§ Aim of the task: All of the data below should be output exactly as given.

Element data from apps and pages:
__________
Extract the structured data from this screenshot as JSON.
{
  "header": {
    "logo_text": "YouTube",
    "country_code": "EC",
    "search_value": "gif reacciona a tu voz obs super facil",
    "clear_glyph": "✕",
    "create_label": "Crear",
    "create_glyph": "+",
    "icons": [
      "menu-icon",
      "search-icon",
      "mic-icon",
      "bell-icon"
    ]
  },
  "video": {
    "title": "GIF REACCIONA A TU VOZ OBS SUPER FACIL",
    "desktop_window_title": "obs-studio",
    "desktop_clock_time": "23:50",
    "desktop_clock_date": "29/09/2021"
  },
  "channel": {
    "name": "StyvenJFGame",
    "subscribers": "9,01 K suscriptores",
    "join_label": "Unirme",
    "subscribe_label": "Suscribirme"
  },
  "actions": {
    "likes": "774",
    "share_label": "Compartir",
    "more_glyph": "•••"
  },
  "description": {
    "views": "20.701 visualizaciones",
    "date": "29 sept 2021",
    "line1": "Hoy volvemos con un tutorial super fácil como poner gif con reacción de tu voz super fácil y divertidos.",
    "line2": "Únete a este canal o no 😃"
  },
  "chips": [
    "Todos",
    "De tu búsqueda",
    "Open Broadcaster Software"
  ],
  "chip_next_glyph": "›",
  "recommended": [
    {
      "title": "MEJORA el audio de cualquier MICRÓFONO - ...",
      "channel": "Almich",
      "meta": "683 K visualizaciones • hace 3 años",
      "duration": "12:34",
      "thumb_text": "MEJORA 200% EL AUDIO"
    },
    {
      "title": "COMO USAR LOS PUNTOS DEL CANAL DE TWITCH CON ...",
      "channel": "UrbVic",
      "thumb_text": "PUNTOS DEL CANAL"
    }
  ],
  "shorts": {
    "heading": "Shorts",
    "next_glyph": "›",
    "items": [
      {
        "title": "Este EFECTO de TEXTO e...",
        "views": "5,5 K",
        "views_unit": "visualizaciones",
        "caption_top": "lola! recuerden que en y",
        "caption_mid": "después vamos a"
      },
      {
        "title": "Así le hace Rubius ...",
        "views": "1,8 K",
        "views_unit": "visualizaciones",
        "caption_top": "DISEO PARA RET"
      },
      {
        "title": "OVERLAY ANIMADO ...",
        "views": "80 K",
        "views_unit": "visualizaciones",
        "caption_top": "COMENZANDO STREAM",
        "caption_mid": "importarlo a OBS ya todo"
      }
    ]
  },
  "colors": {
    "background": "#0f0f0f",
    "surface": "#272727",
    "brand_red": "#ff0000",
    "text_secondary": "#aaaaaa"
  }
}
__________
§ Exercise result:
Extract the structured data from this screenshot as JSON.
{
  "header": {
    "logo_text": "YouTube",
    "country_code": "EC",
    "search_value": "gif reacciona a tu voz obs super facil",
    "clear_glyph": "✕",
    "create_label": "Crear",
    "create_glyph": "+",
    "icons": [
      "menu-icon",
      "search-icon",
      "mic-icon",
      "bell-icon"
    ]
  },
  "video": {
    "title": "GIF REACCIONA A TU VOZ OBS SUPER FACIL",
    "desktop_window_title": "obs-studio",
    "desktop_clock_time": "23:50",
    "desktop_clock_date": "29/09/2021"
  },
  "channel": {
    "name": "StyvenJFGame",
    "subscribers": "9,01 K suscriptores",
    "join_label": "Unirme",
    "subscribe_label": "Suscribirme"
  },
  "actions": {
    "likes": "774",
    "share_label": "Compartir",
    "more_glyph": "•••"
  },
  "description": {
    "views": "20.701 visualizaciones",
    "date": "29 sept 2021",
    "line1": "Hoy volvemos con un tutorial super fácil como poner gif con reacción de tu voz super fácil y divertidos.",
    "line2": "Únete a este canal o no 😃"
  },
  "chips": [
    "Todos",
    "De tu búsqueda",
    "Open Broadcaster Software"
  ],
  "chip_next_glyph": "›",
  "recommended": [
    {
      "title": "MEJORA el audio de cualquier MICRÓFONO - ...",
      "channel": "Almich",
      "meta": "683 K visualizaciones • hace 3 años",
      "duration": "12:34",
      "thumb_text": "MEJORA 200% EL AUDIO"
    },
    {
      "title": "COMO USAR LOS PUNTOS DEL CANAL DE TWITCH CON ...",
      "channel": "UrbVic",
      "thumb_text": "PUNTOS DEL CANAL"
    }
  ],
  "shorts": {
    "heading": "Shorts",
    "next_glyph": "›",
    "items": [
      {
        "title": "Este EFECTO de TEXTO e...",
        "views": "5,5 K",
        "views_unit": "visualizaciones",
        "caption_top": "lola! recuerden que en y",
        "caption_mid": "después vamos a"
      },
      {
        "title": "Así le hace Rubius ...",
        "views": "1,8 K",
        "views_unit": "visualizaciones",
        "caption_top": "DISEO PARA RET"
      },
      {
        "title": "OVERLAY ANIMADO ...",
        "views": "80 K",
        "views_unit": "visualizaciones",
        "caption_top": "COMENZANDO STREAM",
        "caption_mid": "importarlo a OBS ya todo"
      }
    ]
  },
  "colors": {
    "background": "#0f0f0f",
    "surface": "#272727",
    "brand_red": "#ff0000",
    "text_secondary": "#aaaaaa"
  }
}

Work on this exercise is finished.